Dataset rows describing interfaces
--- START ---

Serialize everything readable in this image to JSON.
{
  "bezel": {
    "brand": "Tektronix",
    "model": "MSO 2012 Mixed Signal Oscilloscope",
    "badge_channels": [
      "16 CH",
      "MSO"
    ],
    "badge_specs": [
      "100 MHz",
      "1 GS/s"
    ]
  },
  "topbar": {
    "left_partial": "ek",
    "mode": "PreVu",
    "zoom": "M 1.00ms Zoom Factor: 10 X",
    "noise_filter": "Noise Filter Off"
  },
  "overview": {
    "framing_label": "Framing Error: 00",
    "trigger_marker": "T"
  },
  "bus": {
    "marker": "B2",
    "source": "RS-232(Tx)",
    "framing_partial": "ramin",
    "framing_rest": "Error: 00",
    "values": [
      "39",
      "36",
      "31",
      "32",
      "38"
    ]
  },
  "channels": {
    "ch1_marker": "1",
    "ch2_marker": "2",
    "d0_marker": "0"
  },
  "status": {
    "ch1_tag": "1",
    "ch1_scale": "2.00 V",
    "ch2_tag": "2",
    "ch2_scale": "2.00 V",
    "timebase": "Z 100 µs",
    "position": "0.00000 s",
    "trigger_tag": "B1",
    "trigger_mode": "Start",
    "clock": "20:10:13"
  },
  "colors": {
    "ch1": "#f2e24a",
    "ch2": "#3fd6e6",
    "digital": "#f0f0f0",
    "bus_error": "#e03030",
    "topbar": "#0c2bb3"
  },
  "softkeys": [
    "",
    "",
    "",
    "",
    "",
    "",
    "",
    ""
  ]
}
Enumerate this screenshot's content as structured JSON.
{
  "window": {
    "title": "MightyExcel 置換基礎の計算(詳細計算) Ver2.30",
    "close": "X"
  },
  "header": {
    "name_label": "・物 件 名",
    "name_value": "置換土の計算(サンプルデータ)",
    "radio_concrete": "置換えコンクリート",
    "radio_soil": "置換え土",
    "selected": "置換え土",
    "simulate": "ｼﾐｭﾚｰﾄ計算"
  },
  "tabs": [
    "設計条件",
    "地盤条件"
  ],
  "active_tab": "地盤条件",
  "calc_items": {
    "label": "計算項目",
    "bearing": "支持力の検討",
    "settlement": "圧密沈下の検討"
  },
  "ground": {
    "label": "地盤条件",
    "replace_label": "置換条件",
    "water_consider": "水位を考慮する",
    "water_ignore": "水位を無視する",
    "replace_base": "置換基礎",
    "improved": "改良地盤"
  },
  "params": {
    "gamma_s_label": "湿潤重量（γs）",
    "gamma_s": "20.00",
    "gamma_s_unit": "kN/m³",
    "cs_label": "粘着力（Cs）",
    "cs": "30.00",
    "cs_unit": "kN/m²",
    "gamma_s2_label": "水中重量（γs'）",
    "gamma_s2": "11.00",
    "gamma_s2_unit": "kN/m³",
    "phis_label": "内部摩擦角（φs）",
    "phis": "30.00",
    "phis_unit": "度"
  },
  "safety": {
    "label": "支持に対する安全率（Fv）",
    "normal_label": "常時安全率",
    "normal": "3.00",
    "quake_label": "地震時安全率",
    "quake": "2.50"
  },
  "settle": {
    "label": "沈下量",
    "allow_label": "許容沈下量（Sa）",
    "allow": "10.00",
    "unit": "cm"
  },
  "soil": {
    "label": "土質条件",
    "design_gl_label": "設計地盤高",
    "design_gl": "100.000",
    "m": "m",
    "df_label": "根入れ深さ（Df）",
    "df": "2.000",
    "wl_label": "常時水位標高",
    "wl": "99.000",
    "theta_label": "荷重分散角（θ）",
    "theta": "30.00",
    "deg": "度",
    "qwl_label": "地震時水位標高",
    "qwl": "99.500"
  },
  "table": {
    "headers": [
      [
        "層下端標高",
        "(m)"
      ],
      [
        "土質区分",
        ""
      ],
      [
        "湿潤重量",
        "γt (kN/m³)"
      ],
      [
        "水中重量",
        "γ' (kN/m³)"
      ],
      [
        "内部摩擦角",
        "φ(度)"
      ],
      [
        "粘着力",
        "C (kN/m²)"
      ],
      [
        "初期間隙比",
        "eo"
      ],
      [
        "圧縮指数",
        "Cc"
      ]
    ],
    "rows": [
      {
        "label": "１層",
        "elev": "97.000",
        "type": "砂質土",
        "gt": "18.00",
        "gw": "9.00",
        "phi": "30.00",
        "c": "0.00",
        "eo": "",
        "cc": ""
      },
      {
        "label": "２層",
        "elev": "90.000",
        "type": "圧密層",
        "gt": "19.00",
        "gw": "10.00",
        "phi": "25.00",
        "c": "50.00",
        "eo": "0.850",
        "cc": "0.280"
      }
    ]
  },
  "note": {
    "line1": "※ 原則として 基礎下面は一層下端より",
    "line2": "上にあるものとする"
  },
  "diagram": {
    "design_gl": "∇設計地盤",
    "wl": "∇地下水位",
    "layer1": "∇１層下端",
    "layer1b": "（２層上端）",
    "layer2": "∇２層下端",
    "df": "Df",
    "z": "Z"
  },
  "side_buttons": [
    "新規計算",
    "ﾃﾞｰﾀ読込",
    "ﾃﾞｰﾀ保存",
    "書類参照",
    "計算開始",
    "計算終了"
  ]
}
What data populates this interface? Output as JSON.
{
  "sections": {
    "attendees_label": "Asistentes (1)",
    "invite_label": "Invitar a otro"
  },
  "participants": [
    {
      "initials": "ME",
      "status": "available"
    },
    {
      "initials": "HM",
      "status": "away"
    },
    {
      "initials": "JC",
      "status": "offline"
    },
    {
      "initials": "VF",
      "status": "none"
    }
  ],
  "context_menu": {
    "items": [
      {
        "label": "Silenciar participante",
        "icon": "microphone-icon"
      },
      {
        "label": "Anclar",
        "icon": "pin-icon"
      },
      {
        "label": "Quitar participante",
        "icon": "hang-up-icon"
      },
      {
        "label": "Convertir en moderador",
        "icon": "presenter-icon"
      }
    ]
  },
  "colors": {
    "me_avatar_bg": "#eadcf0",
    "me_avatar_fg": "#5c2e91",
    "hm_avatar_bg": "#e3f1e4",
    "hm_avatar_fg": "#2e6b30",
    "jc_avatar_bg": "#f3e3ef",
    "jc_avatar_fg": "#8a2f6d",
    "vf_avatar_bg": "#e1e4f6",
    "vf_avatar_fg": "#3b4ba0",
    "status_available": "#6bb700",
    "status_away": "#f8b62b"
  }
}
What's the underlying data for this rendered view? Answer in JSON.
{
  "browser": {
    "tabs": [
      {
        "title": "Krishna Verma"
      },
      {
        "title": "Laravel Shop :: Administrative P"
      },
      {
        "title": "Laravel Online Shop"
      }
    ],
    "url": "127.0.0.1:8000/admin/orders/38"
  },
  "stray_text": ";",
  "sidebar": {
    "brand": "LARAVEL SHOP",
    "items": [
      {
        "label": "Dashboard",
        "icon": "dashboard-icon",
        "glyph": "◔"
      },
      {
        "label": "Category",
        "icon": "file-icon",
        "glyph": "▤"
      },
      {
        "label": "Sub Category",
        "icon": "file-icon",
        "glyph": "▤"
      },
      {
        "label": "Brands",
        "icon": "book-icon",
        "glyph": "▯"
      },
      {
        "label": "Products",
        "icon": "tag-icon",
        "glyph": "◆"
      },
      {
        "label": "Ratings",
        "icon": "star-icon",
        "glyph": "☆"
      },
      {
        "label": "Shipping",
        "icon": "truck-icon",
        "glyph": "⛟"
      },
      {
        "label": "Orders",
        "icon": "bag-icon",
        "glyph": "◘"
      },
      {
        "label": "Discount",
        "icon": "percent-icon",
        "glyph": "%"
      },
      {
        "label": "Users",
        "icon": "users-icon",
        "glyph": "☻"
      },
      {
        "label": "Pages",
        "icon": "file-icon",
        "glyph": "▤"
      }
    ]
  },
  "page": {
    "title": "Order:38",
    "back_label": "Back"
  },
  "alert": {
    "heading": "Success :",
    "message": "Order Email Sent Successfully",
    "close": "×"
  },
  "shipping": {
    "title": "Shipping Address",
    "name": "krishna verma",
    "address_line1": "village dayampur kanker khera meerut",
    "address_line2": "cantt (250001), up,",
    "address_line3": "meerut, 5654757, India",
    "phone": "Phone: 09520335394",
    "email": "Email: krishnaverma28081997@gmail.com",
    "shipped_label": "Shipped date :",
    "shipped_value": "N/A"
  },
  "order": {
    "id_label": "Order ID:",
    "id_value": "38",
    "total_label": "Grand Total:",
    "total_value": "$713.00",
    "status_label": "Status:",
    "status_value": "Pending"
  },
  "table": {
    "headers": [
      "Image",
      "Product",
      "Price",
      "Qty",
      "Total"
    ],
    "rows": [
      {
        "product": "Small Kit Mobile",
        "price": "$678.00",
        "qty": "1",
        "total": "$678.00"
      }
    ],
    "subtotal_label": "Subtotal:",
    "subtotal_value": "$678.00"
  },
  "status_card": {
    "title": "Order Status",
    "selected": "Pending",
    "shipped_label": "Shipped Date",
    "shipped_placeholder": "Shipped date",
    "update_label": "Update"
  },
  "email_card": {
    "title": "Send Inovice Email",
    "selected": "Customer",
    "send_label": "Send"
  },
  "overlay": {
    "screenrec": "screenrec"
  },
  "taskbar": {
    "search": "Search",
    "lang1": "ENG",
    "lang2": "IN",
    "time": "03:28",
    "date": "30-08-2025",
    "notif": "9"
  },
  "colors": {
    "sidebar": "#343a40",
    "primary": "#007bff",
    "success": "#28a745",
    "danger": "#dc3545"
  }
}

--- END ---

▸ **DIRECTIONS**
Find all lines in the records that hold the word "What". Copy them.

▸ **WRITTEN REPLY**
What data populates this interface? Output as JSON.
What's the underlying data for this rendered view? Answer in JSON.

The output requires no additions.